Collected data
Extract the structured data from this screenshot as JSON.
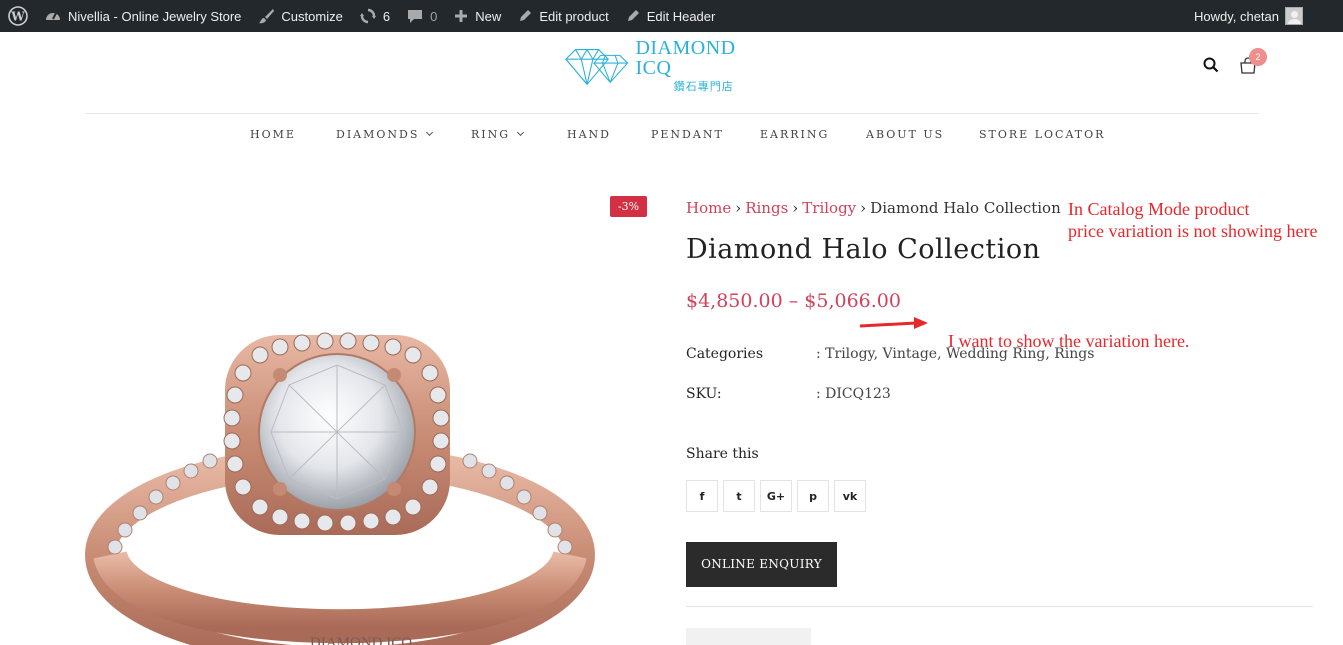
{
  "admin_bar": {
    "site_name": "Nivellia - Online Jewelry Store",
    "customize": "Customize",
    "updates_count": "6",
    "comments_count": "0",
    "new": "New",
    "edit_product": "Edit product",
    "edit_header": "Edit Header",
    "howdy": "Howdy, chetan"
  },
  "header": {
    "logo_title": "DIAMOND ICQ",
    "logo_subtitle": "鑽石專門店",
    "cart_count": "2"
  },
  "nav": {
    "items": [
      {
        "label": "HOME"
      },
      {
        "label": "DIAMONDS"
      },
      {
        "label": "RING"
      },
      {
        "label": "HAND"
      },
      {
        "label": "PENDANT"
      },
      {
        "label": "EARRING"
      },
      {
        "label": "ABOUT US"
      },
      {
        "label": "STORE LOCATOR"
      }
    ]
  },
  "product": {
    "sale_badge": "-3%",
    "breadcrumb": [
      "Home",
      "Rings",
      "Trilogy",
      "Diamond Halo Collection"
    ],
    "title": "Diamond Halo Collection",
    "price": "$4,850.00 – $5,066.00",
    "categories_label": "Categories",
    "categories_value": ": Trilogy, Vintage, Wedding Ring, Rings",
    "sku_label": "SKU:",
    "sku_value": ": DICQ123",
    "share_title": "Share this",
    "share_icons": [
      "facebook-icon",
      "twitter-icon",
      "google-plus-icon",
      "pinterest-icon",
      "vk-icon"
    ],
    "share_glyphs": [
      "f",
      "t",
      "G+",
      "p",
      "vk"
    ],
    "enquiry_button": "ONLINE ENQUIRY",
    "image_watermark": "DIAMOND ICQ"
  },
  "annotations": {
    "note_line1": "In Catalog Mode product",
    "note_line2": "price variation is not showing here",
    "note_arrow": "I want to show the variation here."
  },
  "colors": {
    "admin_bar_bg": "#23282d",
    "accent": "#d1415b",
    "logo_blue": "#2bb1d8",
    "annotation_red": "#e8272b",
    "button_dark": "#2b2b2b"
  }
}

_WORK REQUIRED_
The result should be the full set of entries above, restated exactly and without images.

_OUTPUT FOR THIS EXERCISE_
Extract the structured data from this screenshot as JSON.
{
  "admin_bar": {
    "site_name": "Nivellia - Online Jewelry Store",
    "customize": "Customize",
    "updates_count": "6",
    "comments_count": "0",
    "new": "New",
    "edit_product": "Edit product",
    "edit_header": "Edit Header",
    "howdy": "Howdy, chetan"
  },
  "header": {
    "logo_title": "DIAMOND ICQ",
    "logo_subtitle": "鑽石專門店",
    "cart_count": "2"
  },
  "nav": {
    "items": [
      {
        "label": "HOME"
      },
      {
        "label": "DIAMONDS"
      },
      {
        "label": "RING"
      },
      {
        "label": "HAND"
      },
      {
        "label": "PENDANT"
      },
      {
        "label": "EARRING"
      },
      {
        "label": "ABOUT US"
      },
      {
        "label": "STORE LOCATOR"
      }
    ]
  },
  "product": {
    "sale_badge": "-3%",
    "breadcrumb": [
      "Home",
      "Rings",
      "Trilogy",
      "Diamond Halo Collection"
    ],
    "title": "Diamond Halo Collection",
    "price": "$4,850.00 – $5,066.00",
    "categories_label": "Categories",
    "categories_value": ": Trilogy, Vintage, Wedding Ring, Rings",
    "sku_label": "SKU:",
    "sku_value": ": DICQ123",
    "share_title": "Share this",
    "share_icons": [
      "facebook-icon",
      "twitter-icon",
      "google-plus-icon",
      "pinterest-icon",
      "vk-icon"
    ],
    "share_glyphs": [
      "f",
      "t",
      "G+",
      "p",
      "vk"
    ],
    "enquiry_button": "ONLINE ENQUIRY",
    "image_watermark": "DIAMOND ICQ"
  },
  "annotations": {
    "note_line1": "In Catalog Mode product",
    "note_line2": "price variation is not showing here",
    "note_arrow": "I want to show the variation here."
  },
  "colors": {
    "admin_bar_bg": "#23282d",
    "accent": "#d1415b",
    "logo_blue": "#2bb1d8",
    "annotation_red": "#e8272b",
    "button_dark": "#2b2b2b"
  }
}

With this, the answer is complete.